Assigned task
Write the records below out in full, character for character, with no pictures.

══════════════════════════════

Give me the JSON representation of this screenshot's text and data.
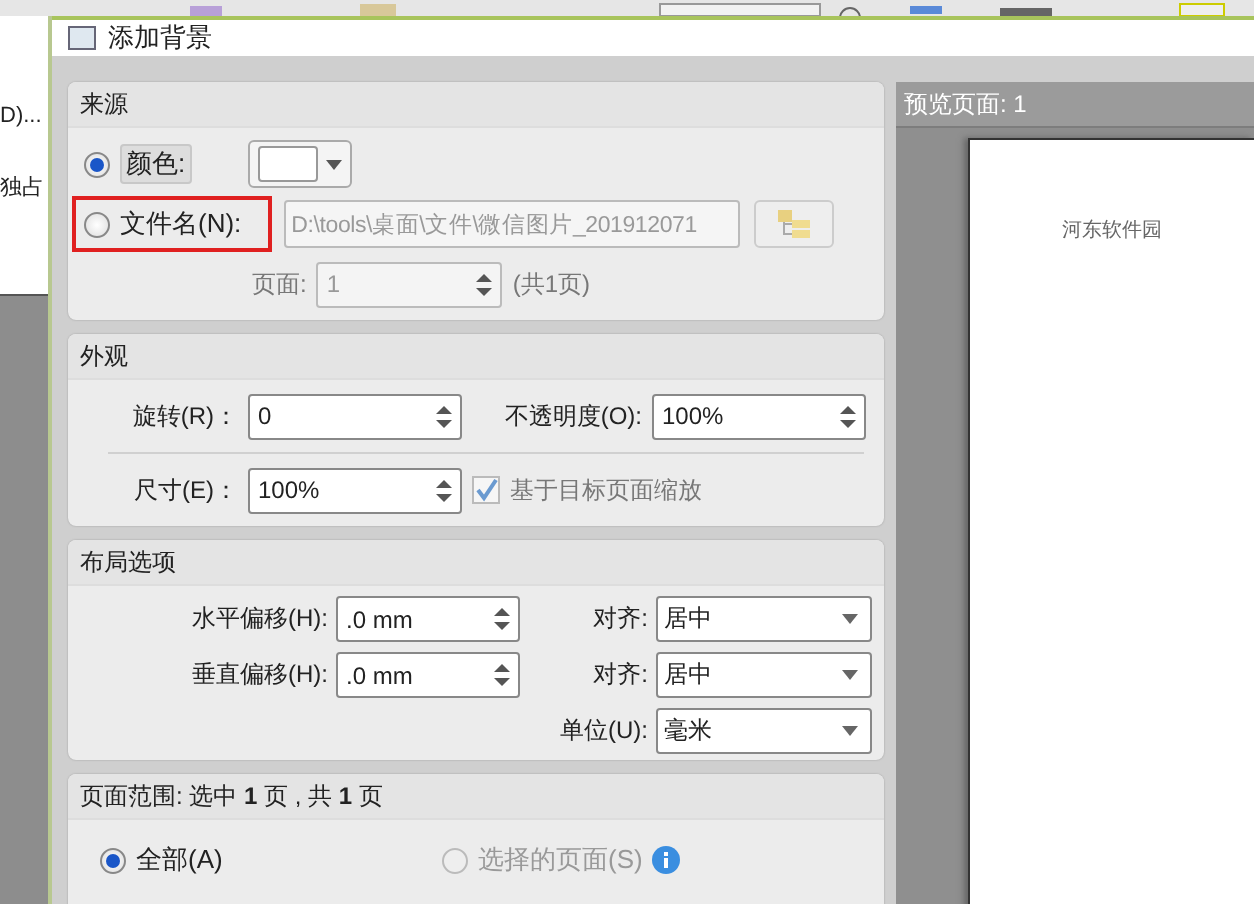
{
  "background_app": {
    "texts": [
      "D)...",
      "独占"
    ]
  },
  "window": {
    "title": "添加背景"
  },
  "source": {
    "title": "来源",
    "options": [
      {
        "label": "颜色:",
        "selected": true,
        "highlighted": false
      },
      {
        "label": "文件名(N):",
        "selected": false,
        "highlighted": true
      }
    ],
    "file_path": "D:\\tools\\桌面\\文件\\微信图片_201912071",
    "page_label": "页面:",
    "page_value": "1",
    "page_total": "(共1页)"
  },
  "appearance": {
    "title": "外观",
    "rotation": {
      "label": "旋转(R)：",
      "value": "0"
    },
    "opacity": {
      "label": "不透明度(O):",
      "value": "100%"
    },
    "size": {
      "label": "尺寸(E)：",
      "value": "100%"
    },
    "scale_to_page": {
      "label": "基于目标页面缩放",
      "checked": true
    }
  },
  "layout": {
    "title": "布局选项",
    "offsets": [
      {
        "label": "水平偏移(H):",
        "value": ".0 mm"
      },
      {
        "label": "垂直偏移(H):",
        "value": ".0 mm"
      }
    ],
    "dropdowns": [
      {
        "label": "对齐:",
        "value": "居中"
      },
      {
        "label": "对齐:",
        "value": "居中"
      },
      {
        "label": "单位(U):",
        "value": "毫米"
      }
    ]
  },
  "page_range": {
    "title": "页面范围: 选中 **1** 页 , 共 **1** 页",
    "options": [
      {
        "label": "全部(A)",
        "selected": true,
        "disabled": false
      },
      {
        "label": "选择的页面(S)",
        "selected": false,
        "disabled": true
      }
    ]
  },
  "preview": {
    "title": "预览页面: 1",
    "page_text": "河东软件园"
  }
}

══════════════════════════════

Exercise solution
Give me the JSON representation of this screenshot's text and data.
{
  "background_app": {
    "texts": [
      "D)...",
      "独占"
    ]
  },
  "window": {
    "title": "添加背景"
  },
  "source": {
    "title": "来源",
    "options": [
      {
        "label": "颜色:",
        "selected": true,
        "highlighted": false
      },
      {
        "label": "文件名(N):",
        "selected": false,
        "highlighted": true
      }
    ],
    "file_path": "D:\\tools\\桌面\\文件\\微信图片_201912071",
    "page_label": "页面:",
    "page_value": "1",
    "page_total": "(共1页)"
  },
  "appearance": {
    "title": "外观",
    "rotation": {
      "label": "旋转(R)：",
      "value": "0"
    },
    "opacity": {
      "label": "不透明度(O):",
      "value": "100%"
    },
    "size": {
      "label": "尺寸(E)：",
      "value": "100%"
    },
    "scale_to_page": {
      "label": "基于目标页面缩放",
      "checked": true
    }
  },
  "layout": {
    "title": "布局选项",
    "offsets": [
      {
        "label": "水平偏移(H):",
        "value": ".0 mm"
      },
      {
        "label": "垂直偏移(H):",
        "value": ".0 mm"
      }
    ],
    "dropdowns": [
      {
        "label": "对齐:",
        "value": "居中"
      },
      {
        "label": "对齐:",
        "value": "居中"
      },
      {
        "label": "单位(U):",
        "value": "毫米"
      }
    ]
  },
  "page_range": {
    "title": "页面范围: 选中 **1** 页 , 共 **1** 页",
    "options": [
      {
        "label": "全部(A)",
        "selected": true,
        "disabled": false
      },
      {
        "label": "选择的页面(S)",
        "selected": false,
        "disabled": true
      }
    ]
  },
  "preview": {
    "title": "预览页面: 1",
    "page_text": "河东软件园"
  }
}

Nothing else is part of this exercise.